A lottery is a process in which a prize, often cash or goods, is awarded to participants who have paid an entry fee. The prize is determined by a random selection process, such as a draw from a pool of numbers. Lotteries are used to allocate a limited resource, such as a spot in a prestigious school, the right to occupy units in a housing block or a vaccine for a deadly disease. Lotteries are also popular as a way to raise funds for public uses. The oldest running lottery is the Dutch state-owned Staatsloterij, which was established in 1726. Benjamin Franklin organized a lottery to raise money for cannons for the city of Philadelphia, and George Washington advertised land and slaves in a lottery in The Virginia Gazette.
In the United States, most states have lotteries, and people spend over $80 billion on tickets each year. However, winning the jackpot is very rare and there are many tax implications. If you are lucky enough to win, the first thing you should do is pay off any debts and set up an emergency fund. Then, diversify your investments and keep an eye on your mental health. Many lottery winners end up bankrupt in a few years.
Although it is not possible to know what numbers will be drawn, you can improve your chances of winning by choosing random numbers that are not close together. Also, avoid picking numbers with sentimental value or ones that end in the same digit. By avoiding these common mistakes, you can increase your chances of winning the lottery by up to 10 times.
While some people use the lottery to escape the drudgery of the daily grind, others use it as a way to fulfill their dreams. Some people use the lottery to buy a new car, while others invest in sports teams or even real estate. Regardless of the reason, the lottery provides entertainment and a chance to win big prizes.
The most important factor to consider when buying lottery tickets is the expected utility for the winner. If the entertainment value and non-monetary benefits of winning outweigh the disutility of a monetary loss, then purchasing a ticket is a rational decision for the player. This is especially true if the expected return on investment is higher than the cost of the ticket.

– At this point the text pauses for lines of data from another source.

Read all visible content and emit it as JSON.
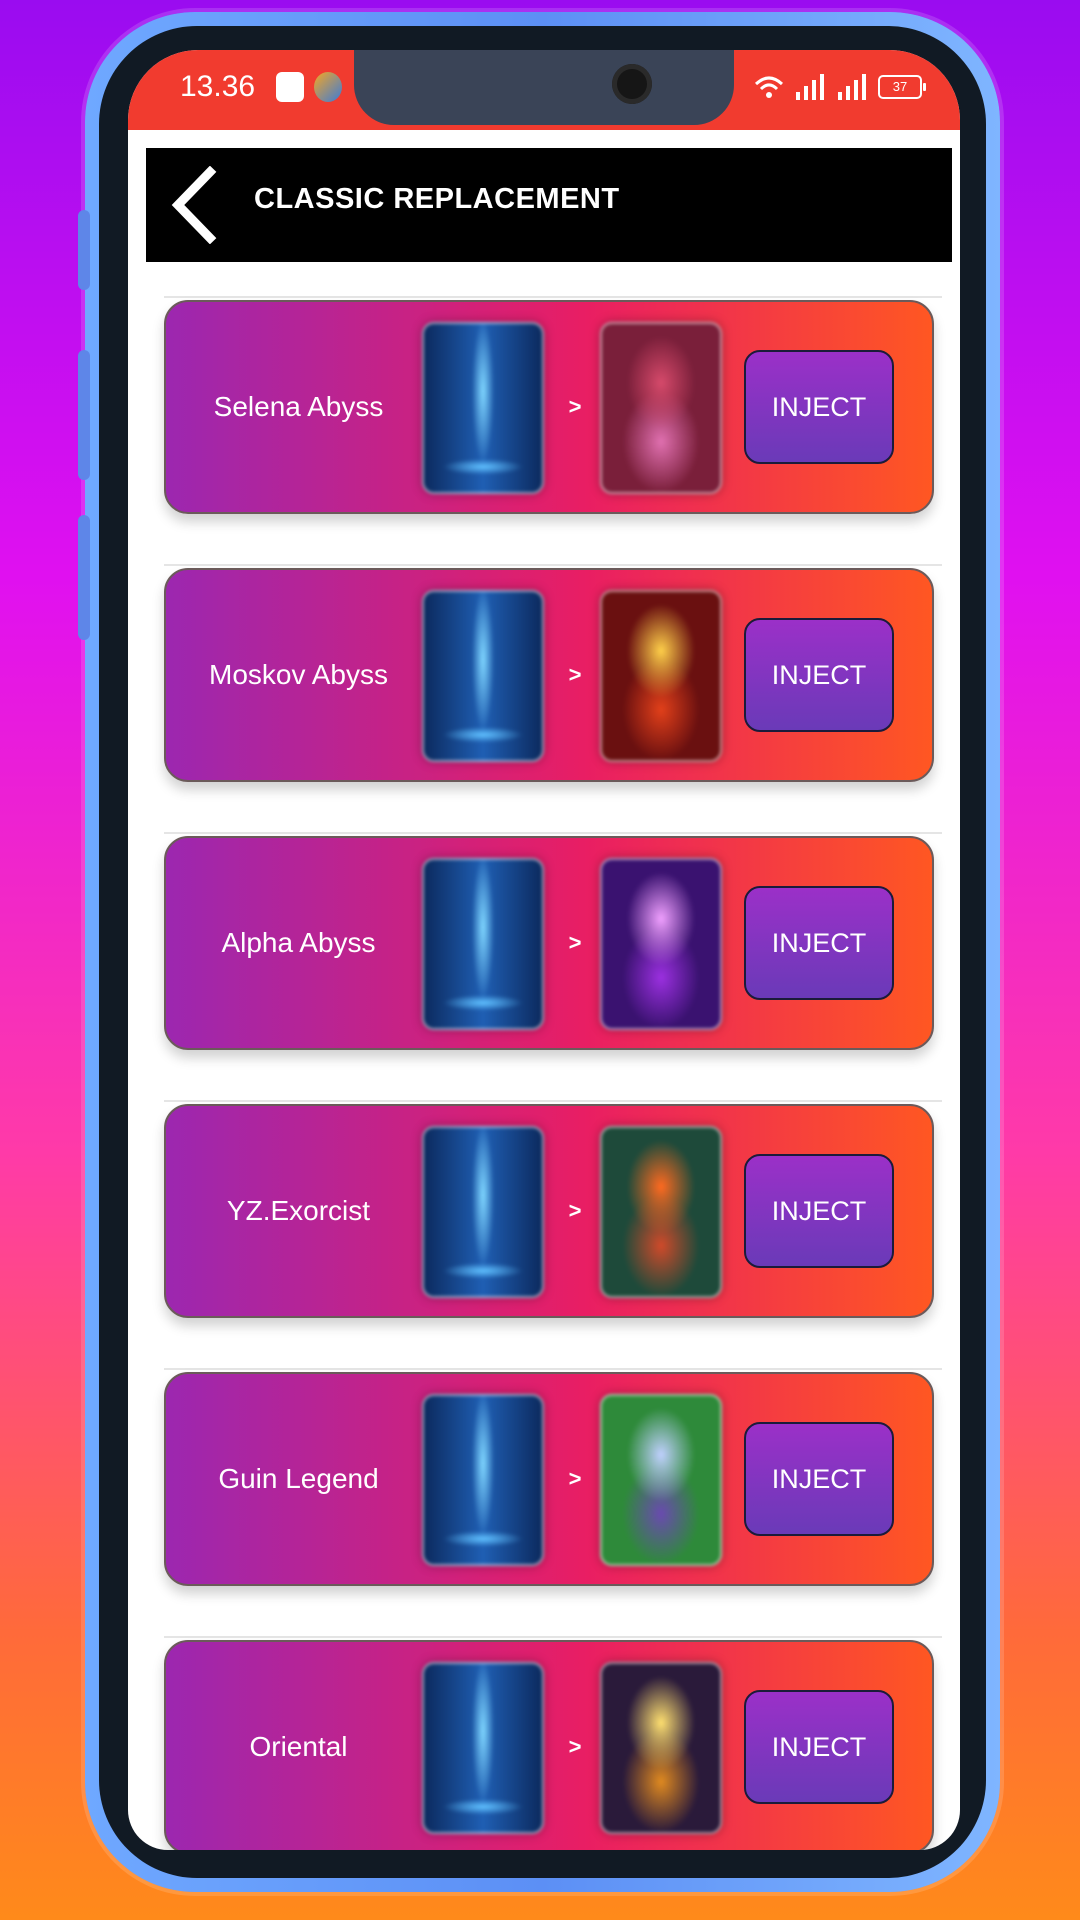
{
  "status_bar": {
    "time": "13.36",
    "battery": "37",
    "icons": [
      "tiktok-icon",
      "app-icon",
      "wifi-icon",
      "signal-icon",
      "signal-icon",
      "battery-icon"
    ]
  },
  "header": {
    "title": "CLASSIC REPLACEMENT",
    "back_icon": "back-arrow-icon"
  },
  "arrow_text": ">",
  "items": [
    {
      "name": "Selena Abyss",
      "button": "INJECT",
      "to_colors": [
        "#d64a6b",
        "#e070b0",
        "#7a1f3a"
      ]
    },
    {
      "name": "Moskov Abyss",
      "button": "INJECT",
      "to_colors": [
        "#ffd04a",
        "#e2401a",
        "#6a1010"
      ]
    },
    {
      "name": "Alpha Abyss",
      "button": "INJECT",
      "to_colors": [
        "#f0a0ff",
        "#9b30e0",
        "#3a1270"
      ]
    },
    {
      "name": "YZ.Exorcist",
      "button": "INJECT",
      "to_colors": [
        "#ff6a20",
        "#d04a2a",
        "#1e4a3a"
      ]
    },
    {
      "name": "Guin Legend",
      "button": "INJECT",
      "to_colors": [
        "#c0d0ff",
        "#6a4ab0",
        "#2e8a3a"
      ]
    },
    {
      "name": "Oriental",
      "button": "INJECT",
      "to_colors": [
        "#ffe070",
        "#e08a20",
        "#2a1a3a"
      ]
    }
  ]
}
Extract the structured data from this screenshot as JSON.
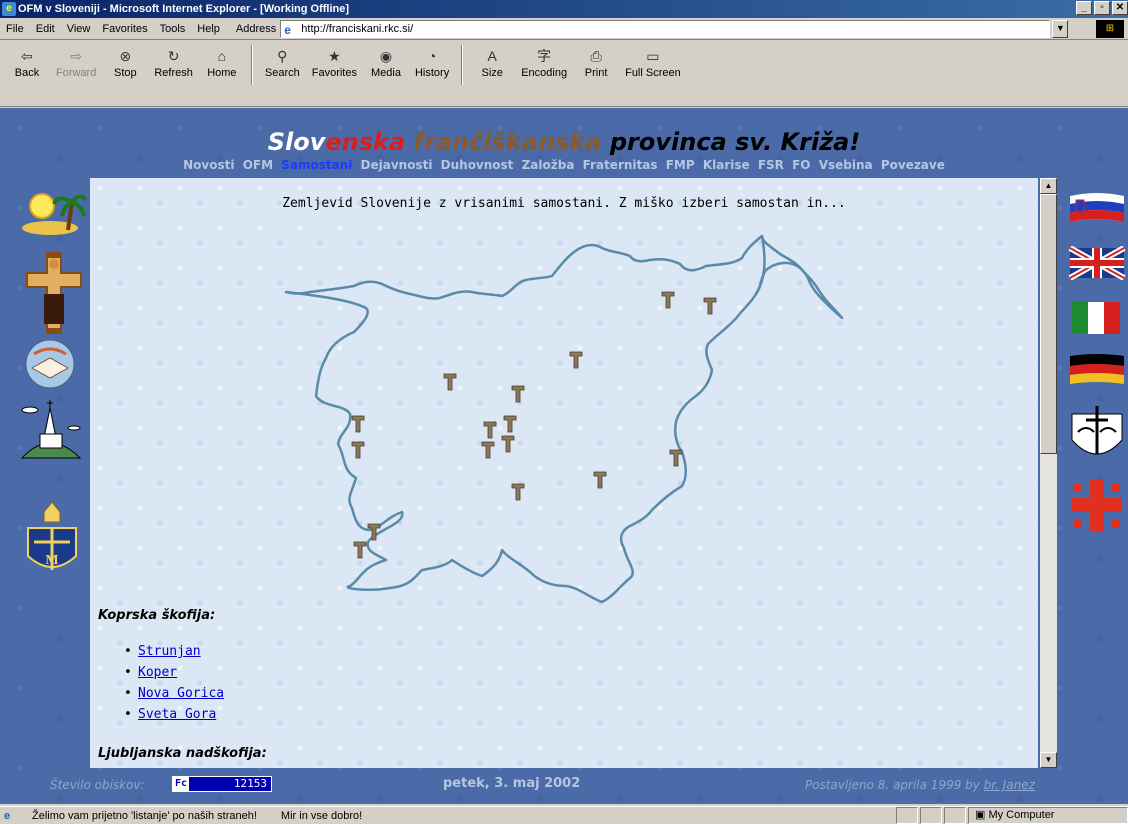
{
  "window": {
    "title": "OFM v Sloveniji - Microsoft Internet Explorer - [Working Offline]",
    "buttons": [
      "_",
      "▫",
      "✕"
    ]
  },
  "menu": [
    "File",
    "Edit",
    "View",
    "Favorites",
    "Tools",
    "Help"
  ],
  "address": {
    "label": "Address",
    "url": "http://franciskani.rkc.si/"
  },
  "toolbar": [
    {
      "label": "Back",
      "icon": "⇦",
      "enabled": true
    },
    {
      "label": "Forward",
      "icon": "⇨",
      "enabled": false
    },
    {
      "label": "Stop",
      "icon": "⊗",
      "enabled": true
    },
    {
      "label": "Refresh",
      "icon": "↻",
      "enabled": true
    },
    {
      "label": "Home",
      "icon": "⌂",
      "enabled": true
    },
    {
      "label": "Search",
      "icon": "⚲",
      "enabled": true
    },
    {
      "label": "Favorites",
      "icon": "★",
      "enabled": true
    },
    {
      "label": "Media",
      "icon": "◉",
      "enabled": true
    },
    {
      "label": "History",
      "icon": "◔",
      "enabled": true
    },
    {
      "label": "Size",
      "icon": "A",
      "enabled": true
    },
    {
      "label": "Encoding",
      "icon": "字",
      "enabled": true
    },
    {
      "label": "Print",
      "icon": "⎙",
      "enabled": true
    },
    {
      "label": "Full Screen",
      "icon": "▭",
      "enabled": true
    }
  ],
  "site": {
    "title_parts": [
      "Slov",
      "enska",
      " frančiškanska",
      " provinca sv. Križa!"
    ],
    "nav": [
      "Novosti",
      "OFM",
      "Samostani",
      "Dejavnosti",
      "Duhovnost",
      "Založba",
      "Fraternitas",
      "FMP",
      "Klarise",
      "FSR",
      "FO",
      "Vsebina",
      "Povezave"
    ],
    "nav_active": "Samostani",
    "map_caption": "Zemljevid Slovenije z vrisanimi samostani. Z miško izberi samostan in...",
    "dioceses": [
      {
        "name": "Koprska škofija:",
        "links": [
          "Strunjan",
          "Koper",
          "Nova Gorica",
          "Sveta Gora"
        ]
      },
      {
        "name": "Ljubljanska nadškofija:",
        "links": []
      }
    ]
  },
  "footer": {
    "visits_label": "Število obiskov:",
    "counter_badge": "Fc",
    "counter_value": "12153",
    "date": "petek, 3. maj 2002",
    "posted": "Postavljeno 8. aprila 1999 by",
    "author": "br. Janez"
  },
  "status": {
    "message": "Želimo vam prijetno 'listanje' po naših straneh!",
    "message2": "Mir in vse dobro!",
    "zone": "My Computer"
  },
  "colors": {
    "page_bg": "#4a6aa8",
    "content_bg": "#dbe7f4",
    "link": "#0000cc",
    "active_nav": "#1a3aff"
  }
}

Mathematicians have found ways to predict the winning combinations of lottery numbers. They do this by analyzing the winning patterns of past lotteries and creating mathematical models of how each combination is likely to be selected. This process can be time-consuming, but it is a valuable tool to help you choose the best numbers for your lottery entries. You can also find out which lottery numbers have been drawn the most often in the past and which have been drawn less frequently. This information can help you decide which numbers to play in the future. However, it is important to remember that no one can know what will be drawn in the next drawing, not even a paranormal creature.